Nate Thompson never stopped thinking about Conway during all those drives.
From his home there to Carvers Bay High School, nearly two full decades worth — more if you count the two years he spent at Choppee. Thirty-five minutes each way. Every day.
It gave him plenty of time to think.
Through good times or tough at Carvers Bay, he wondered what it would be like to return to his alma mater, the place where he first built his reputation while working under Chuck Jordan.
Thompson doesn’t wonder anymore.
On Friday, the longtime head coach will spend another Conway playoff game on a once-familiar sideline as an assistant, responsible only for one relatively small part of a squad that leans on his experience much more than that of typical position coaches.
“The coaching staff is a little different. The coaching techniques are a little different. But coaching is coaching,” said Thompson, the Tigers’ defensive line coach. “Coming back to the school and realizing it’s a little bit different, the teachers are different. I taught [some of] them.”
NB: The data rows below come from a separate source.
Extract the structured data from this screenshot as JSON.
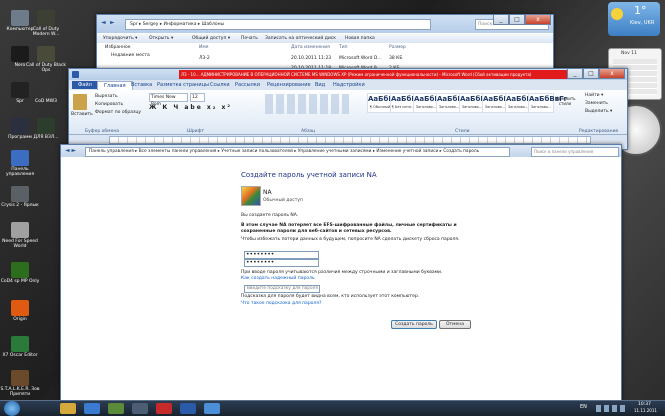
{
  "desktop": {
    "icons": [
      {
        "label": "Компьютер",
        "color": "#6d7b8a"
      },
      {
        "label": "Call of Duty Modern W...",
        "color": "#3c3f33"
      },
      {
        "label": "Nero",
        "color": "#1b1b1b"
      },
      {
        "label": "Call of Duty Black Ops",
        "color": "#4a4a3a"
      },
      {
        "label": "Spr",
        "color": "#222"
      },
      {
        "label": "CoD MW3",
        "color": "#333"
      },
      {
        "label": "Программ",
        "color": "#2a3040"
      },
      {
        "label": "ДЛЯ ВЗЛ...",
        "color": "#2d3d2d"
      },
      {
        "label": "Панель управления",
        "color": "#3b6dc2"
      },
      {
        "label": "Crysis 2 - Ярлык",
        "color": "#5b6066"
      },
      {
        "label": "Need For Speed World",
        "color": "#a0a0a0"
      },
      {
        "label": "CoD4 sp MP Only",
        "color": "#2c6e1e"
      },
      {
        "label": "Origin",
        "color": "#e05a12"
      },
      {
        "label": "X7 Oscar Editor",
        "color": "#2a7a3a"
      },
      {
        "label": "S.T.A.L.K.E.R. Зов Припяти",
        "color": "#6a4a2a"
      }
    ]
  },
  "gadgets": {
    "weather_temp": "1°",
    "weather_place": "Kiev, UKR",
    "calendar_title": "Nov 11"
  },
  "explorer": {
    "back": "◄",
    "forward": "►",
    "path": [
      "Spr",
      "Sergey",
      "Информатика",
      "Шаблоны"
    ],
    "search_placeholder": "Поиск: Шаблоны",
    "toolbar": [
      "Упорядочить ▾",
      "Открыть ▾",
      "Общий доступ ▾",
      "Печать",
      "Записать на оптический диск",
      "Новая папка"
    ],
    "nav": [
      "Избранное",
      "Недавние места"
    ],
    "columns": [
      "Имя",
      "Дата изменения",
      "Тип",
      "Размер"
    ],
    "row": {
      "name": "Л3-2",
      "date": "20.10.2011 11:23",
      "type": "Microsoft Word D...",
      "size": "38 КБ"
    },
    "row2": {
      "date": "20.10.2011 11:18",
      "type": "Microsoft Word 9...",
      "size": "2 КБ"
    }
  },
  "word": {
    "title": "ЛЗ - 10... АДМИНИСТРИРОВАНИЕ В ОПЕРАЦИОННОЙ СИСТЕМЕ MS WINDOWS XP (Режим ограниченной функциональности) - Microsoft Word (Сбой активации продукта)",
    "file_tab": "Файл",
    "tabs": [
      "Главная",
      "Вставка",
      "Разметка страницы",
      "Ссылки",
      "Рассылки",
      "Рецензирование",
      "Вид",
      "Надстройки"
    ],
    "paste_label": "Вставить",
    "clipboard": [
      "Вырезать",
      "Копировать",
      "Формат по образцу"
    ],
    "font_name": "Times New Rom",
    "font_size": "12",
    "groups": [
      "Буфер обмена",
      "Шрифт",
      "Абзац",
      "Стили",
      "Редактирование"
    ],
    "styles": [
      {
        "sample": "АаБбВ",
        "label": "¶ Обычный"
      },
      {
        "sample": "АаБбВ",
        "label": "¶ Без инте..."
      },
      {
        "sample": "АаБбВ",
        "label": "Заголово..."
      },
      {
        "sample": "АаБбВ",
        "label": "Заголово..."
      },
      {
        "sample": "АаБбВг",
        "label": "Заголово..."
      },
      {
        "sample": "АаБбВвГ",
        "label": "Заголово..."
      },
      {
        "sample": "АаБбВвГ",
        "label": "Заголово..."
      },
      {
        "sample": "АаБбВвГг",
        "label": "Заголово..."
      }
    ],
    "change_styles": "Изменить стили",
    "editing": [
      "Найти ▾",
      "Заменить",
      "Выделить ▾"
    ]
  },
  "control_panel": {
    "breadcrumb": [
      "Панель управления",
      "Все элементы панели управления",
      "Учетные записи пользователей",
      "Управление учетными записями",
      "Изменение учетной записи",
      "Создать пароль"
    ],
    "search_placeholder": "Поиск в панели управления",
    "heading": "Создайте пароль учетной записи NA",
    "user_name": "NA",
    "user_type": "Обычный доступ",
    "intro": "Вы создаете пароль NA.",
    "warning": "В этом случае NA потеряет все EFS-шифрованные файлы, личные сертификаты и сохраненные пароли для веб-сайтов и сетевых ресурсов.",
    "reset_hint": "Чтобы избежать потери данных в будущем, попросите NA сделать дискету сброса пароля.",
    "password_mask": "••••••••",
    "password_confirm_mask": "••••••••",
    "case_note": "При вводе пароля учитываются различия между строчными и заглавными буквами.",
    "strong_link": "Как создать надежный пароль",
    "hint_placeholder": "Введите подсказку для пароля",
    "hint_note": "Подсказка для пароля будет видна всем, кто использует этот компьютер.",
    "hint_link": "Что такое подсказка для пароля?",
    "create_button": "Создать пароль",
    "cancel_button": "Отмена"
  },
  "taskbar": {
    "lang": "EN",
    "time": "10:37",
    "date": "11.11.2011"
  }
}
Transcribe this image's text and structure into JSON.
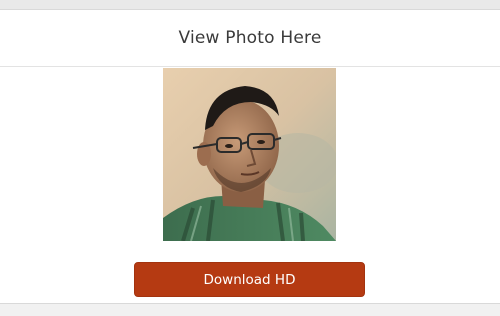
{
  "header": {
    "title": "View Photo Here"
  },
  "photo": {
    "subject": "portrait-photo"
  },
  "actions": {
    "download_label": "Download HD"
  },
  "colors": {
    "button_bg": "#b53a12",
    "page_bg": "#f1f1f1",
    "card_bg": "#ffffff"
  }
}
That goes for the two men who now serves as Thompson’s superiors under the normal hierarchy of a football team. Both head coach Carlton Terry and defensive coordinator Kelly Andreucci played and coached under Thompson during his first stint as a Tigers’ assistant.
Thompson, who was one of Jordan’s first hires in 1983, worked on the defensive line before being bumped up to the defensive coordinator job. And now he’s right back where he started, coaching one unit.
“I don’t see it as being his boss. I see it as a great working relationship and him being a great sounding board whenever I have questions or issues,” Terry said. “It’s good to have him on board to give me some clarity and confirmation.”
Terry’s faith in Thompson is anything but misplaced.
In August, it was announced Thompson would a member of the 2019 Hall of Fame class for the South Carolina Football Coaches Association. That came after he went 169-66 in 19 seasons at Carvers Bay, leading the Bears to two state championships and three runner-up finishes. Conversely, he had only four seasons with a losing record.
During the farewell tour last year — Thompson had already announced he was leaving at the end of the season — Terry was consistently reminding Thompson that he had a job waiting for him back at Conway.
“It was a no-brainer for me. When I heard that he was going to retire, I called him and told him I would do whatever it takes to get him to work with us,” Terry said. “If I needed to blackmail him, I would do that, too.”
Without divulging any potential skeletons in the closet, Terry got his man.
Part of the sales job was who Thompson would be working with.
Behind ends Tonka Hemingay and Tim Shelton and tackles Andy Jordan and Tate Finklea, Thompson was going to have a unit unlike anything he’d ever seen at Carvers Bay. The chance to coach a top-flight college prospect and some other likely college players was too much to pass up. In return, that group was going to get about as seasoned position coach as they could have ever hoped for.
“We talk about it every day,” said Hemingway, who is verbally committed to the University of South Carolina. “He’s been coaching a long time. … He has a lot of experience. He’s doing a lot to get us to that next level.”
Hemingway said players frequently follow the ever-smiling Thompson’s lead, trying to have as much fun as possible while accomplishing the serious part of the game. It allows them to grow, and Terry said that Hemingway’s overall technique, specifically gap integrity, has improved immensely just since Thompson joined the staff.
Overall, the defense has made some strides, too. After going 0-4 and allowing 29 points per game in the non-region slate, the Tigers went 3-2 and allowed four points fewer during the region games. It allowed them to earn a second-place finish in Region VI-5A and earn a home playoff game.
Home-field advantage was something Thompson was used to at Carvers Bay. He doesn’t shy away from the politics that ebbed and flowed with the team’s success. Nor does he talk down about his 21 years coaching in Georgetown County.
Either way, remember how he got to where he is now included another transition.
Learning how to not do as much.
“I had to adjust to not washing clothes, fixing helmets, overlooking the B team,” Thompson said. “I wanted to go somewhere where there wasn’t a whole lot of political pressure. I just wanted to go somewhere where I could just go have fun.”
Thompson hasn’t ruled out a potential return to a head coaching job. With an easy five-minute drive to work, though, he’s thinking about theoretical futures less and less.